Collected data.
################
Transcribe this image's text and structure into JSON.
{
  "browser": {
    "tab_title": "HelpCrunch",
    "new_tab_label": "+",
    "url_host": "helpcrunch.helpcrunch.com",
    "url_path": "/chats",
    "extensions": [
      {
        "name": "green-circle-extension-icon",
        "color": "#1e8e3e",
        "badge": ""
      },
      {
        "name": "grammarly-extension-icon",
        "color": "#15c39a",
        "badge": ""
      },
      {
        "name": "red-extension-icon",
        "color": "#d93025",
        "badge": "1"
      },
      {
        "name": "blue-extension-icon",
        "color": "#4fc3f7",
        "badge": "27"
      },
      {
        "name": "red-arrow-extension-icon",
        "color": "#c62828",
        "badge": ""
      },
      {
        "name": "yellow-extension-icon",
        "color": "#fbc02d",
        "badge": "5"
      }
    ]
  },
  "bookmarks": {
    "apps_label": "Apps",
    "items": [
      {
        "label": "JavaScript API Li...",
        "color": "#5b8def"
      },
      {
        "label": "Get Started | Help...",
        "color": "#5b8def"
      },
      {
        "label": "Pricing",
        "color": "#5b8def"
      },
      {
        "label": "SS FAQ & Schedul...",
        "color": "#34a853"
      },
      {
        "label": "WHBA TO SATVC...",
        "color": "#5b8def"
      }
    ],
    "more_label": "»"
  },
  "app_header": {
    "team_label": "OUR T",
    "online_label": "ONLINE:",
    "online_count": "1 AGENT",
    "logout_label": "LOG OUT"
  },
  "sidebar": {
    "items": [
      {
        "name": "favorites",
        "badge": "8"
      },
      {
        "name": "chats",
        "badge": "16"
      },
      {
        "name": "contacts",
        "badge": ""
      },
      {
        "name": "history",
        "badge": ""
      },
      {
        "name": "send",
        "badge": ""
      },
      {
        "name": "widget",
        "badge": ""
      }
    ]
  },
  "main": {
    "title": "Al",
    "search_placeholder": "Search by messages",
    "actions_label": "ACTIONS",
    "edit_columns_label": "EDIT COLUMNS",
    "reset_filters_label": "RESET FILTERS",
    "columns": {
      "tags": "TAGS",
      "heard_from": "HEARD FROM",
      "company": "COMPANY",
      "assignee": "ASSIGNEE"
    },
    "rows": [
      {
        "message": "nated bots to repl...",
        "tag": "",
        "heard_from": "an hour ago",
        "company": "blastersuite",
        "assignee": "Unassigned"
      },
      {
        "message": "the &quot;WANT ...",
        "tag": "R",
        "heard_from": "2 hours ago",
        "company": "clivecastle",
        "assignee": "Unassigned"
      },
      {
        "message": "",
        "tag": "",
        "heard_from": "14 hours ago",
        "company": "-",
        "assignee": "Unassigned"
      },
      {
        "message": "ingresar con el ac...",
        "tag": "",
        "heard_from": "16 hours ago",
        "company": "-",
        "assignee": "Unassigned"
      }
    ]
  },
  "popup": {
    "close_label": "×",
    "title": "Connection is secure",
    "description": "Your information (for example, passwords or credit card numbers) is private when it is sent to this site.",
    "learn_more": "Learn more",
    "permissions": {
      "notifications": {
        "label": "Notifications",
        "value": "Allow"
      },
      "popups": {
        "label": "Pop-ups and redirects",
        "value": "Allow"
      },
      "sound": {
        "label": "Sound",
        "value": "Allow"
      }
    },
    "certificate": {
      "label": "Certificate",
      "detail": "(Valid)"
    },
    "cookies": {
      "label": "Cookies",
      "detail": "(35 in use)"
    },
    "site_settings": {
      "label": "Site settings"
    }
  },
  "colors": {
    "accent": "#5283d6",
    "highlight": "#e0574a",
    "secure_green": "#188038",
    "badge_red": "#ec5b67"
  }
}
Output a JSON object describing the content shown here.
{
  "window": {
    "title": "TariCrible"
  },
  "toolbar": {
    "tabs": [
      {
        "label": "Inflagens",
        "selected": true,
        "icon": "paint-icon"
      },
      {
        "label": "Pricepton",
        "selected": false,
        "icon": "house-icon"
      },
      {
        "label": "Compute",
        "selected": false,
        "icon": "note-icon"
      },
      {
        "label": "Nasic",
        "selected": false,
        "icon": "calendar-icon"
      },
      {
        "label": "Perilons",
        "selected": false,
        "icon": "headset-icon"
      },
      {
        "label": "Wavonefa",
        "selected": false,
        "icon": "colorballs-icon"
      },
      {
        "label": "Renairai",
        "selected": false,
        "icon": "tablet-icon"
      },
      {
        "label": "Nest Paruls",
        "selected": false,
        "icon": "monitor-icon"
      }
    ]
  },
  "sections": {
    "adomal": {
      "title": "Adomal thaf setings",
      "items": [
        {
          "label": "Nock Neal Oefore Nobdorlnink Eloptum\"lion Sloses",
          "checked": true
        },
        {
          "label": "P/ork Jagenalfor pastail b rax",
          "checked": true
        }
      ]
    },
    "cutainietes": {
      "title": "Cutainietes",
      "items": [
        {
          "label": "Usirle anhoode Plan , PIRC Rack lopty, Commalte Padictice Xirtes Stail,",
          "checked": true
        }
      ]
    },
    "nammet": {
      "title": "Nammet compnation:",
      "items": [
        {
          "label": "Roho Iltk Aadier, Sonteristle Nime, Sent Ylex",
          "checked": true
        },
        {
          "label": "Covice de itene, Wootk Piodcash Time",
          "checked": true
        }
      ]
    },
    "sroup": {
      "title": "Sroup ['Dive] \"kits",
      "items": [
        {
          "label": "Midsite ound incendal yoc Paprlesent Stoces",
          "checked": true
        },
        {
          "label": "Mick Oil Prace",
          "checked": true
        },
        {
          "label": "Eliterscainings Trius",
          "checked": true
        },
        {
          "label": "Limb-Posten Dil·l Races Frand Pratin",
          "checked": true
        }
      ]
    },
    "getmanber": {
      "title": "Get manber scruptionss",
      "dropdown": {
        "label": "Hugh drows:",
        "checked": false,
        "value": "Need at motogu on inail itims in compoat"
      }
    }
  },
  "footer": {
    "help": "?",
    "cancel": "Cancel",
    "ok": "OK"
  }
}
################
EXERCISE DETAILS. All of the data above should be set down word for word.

RESULT.
Transcribe this image's text and structure into JSON.
{
  "browser": {
    "tab_title": "HelpCrunch",
    "new_tab_label": "+",
    "url_host": "helpcrunch.helpcrunch.com",
    "url_path": "/chats",
    "extensions": [
      {
        "name": "green-circle-extension-icon",
        "color": "#1e8e3e",
        "badge": ""
      },
      {
        "name": "grammarly-extension-icon",
        "color": "#15c39a",
        "badge": ""
      },
      {
        "name": "red-extension-icon",
        "color": "#d93025",
        "badge": "1"
      },
      {
        "name": "blue-extension-icon",
        "color": "#4fc3f7",
        "badge": "27"
      },
      {
        "name": "red-arrow-extension-icon",
        "color": "#c62828",
        "badge": ""
      },
      {
        "name": "yellow-extension-icon",
        "color": "#fbc02d",
        "badge": "5"
      }
    ]
  },
  "bookmarks": {
    "apps_label": "Apps",
    "items": [
      {
        "label": "JavaScript API Li...",
        "color": "#5b8def"
      },
      {
        "label": "Get Started | Help...",
        "color": "#5b8def"
      },
      {
        "label": "Pricing",
        "color": "#5b8def"
      },
      {
        "label": "SS FAQ & Schedul...",
        "color": "#34a853"
      },
      {
        "label": "WHBA TO SATVC...",
        "color": "#5b8def"
      }
    ],
    "more_label": "»"
  },
  "app_header": {
    "team_label": "OUR T",
    "online_label": "ONLINE:",
    "online_count": "1 AGENT",
    "logout_label": "LOG OUT"
  },
  "sidebar": {
    "items": [
      {
        "name": "favorites",
        "badge": "8"
      },
      {
        "name": "chats",
        "badge": "16"
      },
      {
        "name": "contacts",
        "badge": ""
      },
      {
        "name": "history",
        "badge": ""
      },
      {
        "name": "send",
        "badge": ""
      },
      {
        "name": "widget",
        "badge": ""
      }
    ]
  },
  "main": {
    "title": "Al",
    "search_placeholder": "Search by messages",
    "actions_label": "ACTIONS",
    "edit_columns_label": "EDIT COLUMNS",
    "reset_filters_label": "RESET FILTERS",
    "columns": {
      "tags": "TAGS",
      "heard_from": "HEARD FROM",
      "company": "COMPANY",
      "assignee": "ASSIGNEE"
    },
    "rows": [
      {
        "message": "nated bots to repl...",
        "tag": "",
        "heard_from": "an hour ago",
        "company": "blastersuite",
        "assignee": "Unassigned"
      },
      {
        "message": "the &quot;WANT ...",
        "tag": "R",
        "heard_from": "2 hours ago",
        "company": "clivecastle",
        "assignee": "Unassigned"
      },
      {
        "message": "",
        "tag": "",
        "heard_from": "14 hours ago",
        "company": "-",
        "assignee": "Unassigned"
      },
      {
        "message": "ingresar con el ac...",
        "tag": "",
        "heard_from": "16 hours ago",
        "company": "-",
        "assignee": "Unassigned"
      }
    ]
  },
  "popup": {
    "close_label": "×",
    "title": "Connection is secure",
    "description": "Your information (for example, passwords or credit card numbers) is private when it is sent to this site.",
    "learn_more": "Learn more",
    "permissions": {
      "notifications": {
        "label": "Notifications",
        "value": "Allow"
      },
      "popups": {
        "label": "Pop-ups and redirects",
        "value": "Allow"
      },
      "sound": {
        "label": "Sound",
        "value": "Allow"
      }
    },
    "certificate": {
      "label": "Certificate",
      "detail": "(Valid)"
    },
    "cookies": {
      "label": "Cookies",
      "detail": "(35 in use)"
    },
    "site_settings": {
      "label": "Site settings"
    }
  },
  "colors": {
    "accent": "#5283d6",
    "highlight": "#e0574a",
    "secure_green": "#188038",
    "badge_red": "#ec5b67"
  }
}
Output a JSON object describing the content shown here.
{
  "window": {
    "title": "TariCrible"
  },
  "toolbar": {
    "tabs": [
      {
        "label": "Inflagens",
        "selected": true,
        "icon": "paint-icon"
      },
      {
        "label": "Pricepton",
        "selected": false,
        "icon": "house-icon"
      },
      {
        "label": "Compute",
        "selected": false,
        "icon": "note-icon"
      },
      {
        "label": "Nasic",
        "selected": false,
        "icon": "calendar-icon"
      },
      {
        "label": "Perilons",
        "selected": false,
        "icon": "headset-icon"
      },
      {
        "label": "Wavonefa",
        "selected": false,
        "icon": "colorballs-icon"
      },
      {
        "label": "Renairai",
        "selected": false,
        "icon": "tablet-icon"
      },
      {
        "label": "Nest Paruls",
        "selected": false,
        "icon": "monitor-icon"
      }
    ]
  },
  "sections": {
    "adomal": {
      "title": "Adomal thaf setings",
      "items": [
        {
          "label": "Nock Neal Oefore Nobdorlnink Eloptum\"lion Sloses",
          "checked": true
        },
        {
          "label": "P/ork Jagenalfor pastail b rax",
          "checked": true
        }
      ]
    },
    "cutainietes": {
      "title": "Cutainietes",
      "items": [
        {
          "label": "Usirle anhoode Plan , PIRC Rack lopty, Commalte Padictice Xirtes Stail,",
          "checked": true
        }
      ]
    },
    "nammet": {
      "title": "Nammet compnation:",
      "items": [
        {
          "label": "Roho Iltk Aadier, Sonteristle Nime, Sent Ylex",
          "checked": true
        },
        {
          "label": "Covice de itene, Wootk Piodcash Time",
          "checked": true
        }
      ]
    },
    "sroup": {
      "title": "Sroup ['Dive] \"kits",
      "items": [
        {
          "label": "Midsite ound incendal yoc Paprlesent Stoces",
          "checked": true
        },
        {
          "label": "Mick Oil Prace",
          "checked": true
        },
        {
          "label": "Eliterscainings Trius",
          "checked": true
        },
        {
          "label": "Limb-Posten Dil·l Races Frand Pratin",
          "checked": true
        }
      ]
    },
    "getmanber": {
      "title": "Get manber scruptionss",
      "dropdown": {
        "label": "Hugh drows:",
        "checked": false,
        "value": "Need at motogu on inail itims in compoat"
      }
    }
  },
  "footer": {
    "help": "?",
    "cancel": "Cancel",
    "ok": "OK"
  }
}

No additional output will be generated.